Electric companies must lower their prices to reflect the dip in world oil prices, Prime Minister Hun Sen said Nov 21 at the Government Private Sector Forum.
Oil prices skyrocketed to more than $145 per barrel in July, but by Nov 20 had tumbled to under $50 a barrel on the NYMEX market.
“You increased electricity prices when oil prices increased, but now it has decreased, why don’t you decrease [electricity prices]?” he asked electric companies at the forum, held at Government Palace in Phnom Penh.
Though several hydropower projects are under way, petroleum-fueled electricity is still a primary energy source in Cambodia.
Hun Sen said that the Ministry of Mines and Industry must work with electric companies, adding that because of subsidies in Phnom Penh, prices have risen more in the provinces.
Several electric companies said Sunday that they have been reducing their prices gradually for months.
At Yem Nareth Electric Company, which provides electricity to Pursat province, prices have gradually reduced from $0.50 per kilowatt-hour in July, to $0.48 in August, $0.46 in September to $0.42 in October, said Yem Nareth, the company’s president.
“We do not have the price for November because we need the approval of the National Authority of Electricity,” she said.
She said that one reason that electricity prices don’t decrease as quickly as oil prices is because electric companies like hers typically buy petroleum one month before they actually use it. Consequently, electricity price changes come one month behind oil price changes.

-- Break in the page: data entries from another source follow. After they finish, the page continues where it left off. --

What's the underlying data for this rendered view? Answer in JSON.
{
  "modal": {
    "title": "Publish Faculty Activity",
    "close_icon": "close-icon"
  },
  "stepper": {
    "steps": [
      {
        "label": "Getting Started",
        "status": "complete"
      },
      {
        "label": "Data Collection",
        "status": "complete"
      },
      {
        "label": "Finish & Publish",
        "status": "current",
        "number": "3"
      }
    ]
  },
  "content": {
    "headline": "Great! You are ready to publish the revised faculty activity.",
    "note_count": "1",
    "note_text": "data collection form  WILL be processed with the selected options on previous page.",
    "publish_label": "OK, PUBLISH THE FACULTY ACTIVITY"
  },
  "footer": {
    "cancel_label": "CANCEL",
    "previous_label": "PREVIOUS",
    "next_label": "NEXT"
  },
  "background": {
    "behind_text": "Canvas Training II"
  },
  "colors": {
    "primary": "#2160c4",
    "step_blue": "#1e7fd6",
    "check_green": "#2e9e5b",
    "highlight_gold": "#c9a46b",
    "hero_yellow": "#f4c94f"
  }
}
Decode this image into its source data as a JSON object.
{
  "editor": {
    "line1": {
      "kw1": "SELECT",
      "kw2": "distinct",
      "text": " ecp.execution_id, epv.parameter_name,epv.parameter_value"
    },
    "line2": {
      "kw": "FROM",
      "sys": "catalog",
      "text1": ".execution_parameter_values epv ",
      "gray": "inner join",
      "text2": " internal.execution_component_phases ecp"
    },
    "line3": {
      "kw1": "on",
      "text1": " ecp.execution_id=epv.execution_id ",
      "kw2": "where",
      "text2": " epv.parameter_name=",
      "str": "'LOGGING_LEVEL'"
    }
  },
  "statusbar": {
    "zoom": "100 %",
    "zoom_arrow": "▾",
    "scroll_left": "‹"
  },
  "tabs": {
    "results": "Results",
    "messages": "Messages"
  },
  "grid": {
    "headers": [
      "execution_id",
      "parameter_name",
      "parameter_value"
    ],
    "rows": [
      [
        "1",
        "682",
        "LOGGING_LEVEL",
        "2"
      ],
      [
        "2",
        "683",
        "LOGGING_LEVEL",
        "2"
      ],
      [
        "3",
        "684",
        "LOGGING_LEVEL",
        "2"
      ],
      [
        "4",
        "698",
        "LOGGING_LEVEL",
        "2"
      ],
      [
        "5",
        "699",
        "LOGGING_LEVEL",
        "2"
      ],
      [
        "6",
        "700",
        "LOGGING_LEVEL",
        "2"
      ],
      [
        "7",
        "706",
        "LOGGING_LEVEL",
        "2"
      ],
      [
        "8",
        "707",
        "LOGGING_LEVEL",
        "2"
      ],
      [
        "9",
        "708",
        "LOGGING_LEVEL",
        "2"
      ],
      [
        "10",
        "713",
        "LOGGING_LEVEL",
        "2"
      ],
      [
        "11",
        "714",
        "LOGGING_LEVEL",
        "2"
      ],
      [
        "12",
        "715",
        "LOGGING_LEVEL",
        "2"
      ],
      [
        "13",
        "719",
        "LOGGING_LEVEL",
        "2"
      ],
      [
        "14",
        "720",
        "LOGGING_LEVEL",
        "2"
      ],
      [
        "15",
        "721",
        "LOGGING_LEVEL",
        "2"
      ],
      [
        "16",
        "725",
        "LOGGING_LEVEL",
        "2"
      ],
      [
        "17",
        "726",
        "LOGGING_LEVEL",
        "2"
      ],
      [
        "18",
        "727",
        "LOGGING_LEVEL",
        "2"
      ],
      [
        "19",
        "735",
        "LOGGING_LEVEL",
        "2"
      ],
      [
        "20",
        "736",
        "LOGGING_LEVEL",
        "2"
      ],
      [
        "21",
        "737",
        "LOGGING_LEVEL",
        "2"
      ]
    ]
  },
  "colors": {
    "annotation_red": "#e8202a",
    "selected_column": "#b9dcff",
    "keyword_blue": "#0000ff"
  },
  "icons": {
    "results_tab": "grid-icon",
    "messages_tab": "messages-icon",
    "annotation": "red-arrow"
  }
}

Neou Sokha, owner of the Prey Veng Private Electric company, which provides electricity to Peamro district’s Nak Loeung commune, said his company’s prices have decreased from 3,100 riel last month to 2,700 per kilowatt-hour this month.
“In December, I will decrease prices to 2,600 riel due to the slump in oil prices,” he said.
He added that oil prices fluctuate so much that keeping up with the trends can be a challenge.